▶ [YOUR TASK]: Your answer consists of the lines in the data that contain "icon". Copy each of them.

[Element data from apps and pages]
————————

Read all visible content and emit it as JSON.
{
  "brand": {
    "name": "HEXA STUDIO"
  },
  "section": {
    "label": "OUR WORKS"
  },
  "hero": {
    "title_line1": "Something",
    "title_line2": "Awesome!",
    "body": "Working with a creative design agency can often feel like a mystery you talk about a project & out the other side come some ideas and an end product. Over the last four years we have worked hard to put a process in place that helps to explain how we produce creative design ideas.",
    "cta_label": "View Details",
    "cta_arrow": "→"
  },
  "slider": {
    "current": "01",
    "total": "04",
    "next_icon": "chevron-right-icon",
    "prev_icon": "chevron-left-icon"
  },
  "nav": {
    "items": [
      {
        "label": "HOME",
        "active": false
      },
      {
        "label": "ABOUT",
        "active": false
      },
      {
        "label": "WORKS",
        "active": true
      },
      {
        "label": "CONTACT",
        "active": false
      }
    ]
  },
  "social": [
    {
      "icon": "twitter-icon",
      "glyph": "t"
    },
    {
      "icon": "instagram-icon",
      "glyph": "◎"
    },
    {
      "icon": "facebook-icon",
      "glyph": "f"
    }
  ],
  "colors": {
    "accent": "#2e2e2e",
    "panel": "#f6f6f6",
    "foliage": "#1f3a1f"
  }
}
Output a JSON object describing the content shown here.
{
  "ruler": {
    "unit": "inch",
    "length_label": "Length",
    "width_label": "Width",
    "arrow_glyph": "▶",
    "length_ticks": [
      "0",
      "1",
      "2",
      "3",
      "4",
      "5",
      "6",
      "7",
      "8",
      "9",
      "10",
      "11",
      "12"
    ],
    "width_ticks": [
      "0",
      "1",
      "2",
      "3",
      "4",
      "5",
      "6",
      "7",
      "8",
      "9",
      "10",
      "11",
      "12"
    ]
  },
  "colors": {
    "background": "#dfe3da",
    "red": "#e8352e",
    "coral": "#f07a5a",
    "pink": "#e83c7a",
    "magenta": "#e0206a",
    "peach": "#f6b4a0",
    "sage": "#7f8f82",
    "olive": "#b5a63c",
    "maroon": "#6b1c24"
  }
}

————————

▶ [SOLUTION FOR THIS EXERCISE]:
    "next_icon": "chevron-right-icon",
    "prev_icon": "chevron-left-icon"
      "icon": "twitter-icon",
      "icon": "instagram-icon",
      "icon": "facebook-icon",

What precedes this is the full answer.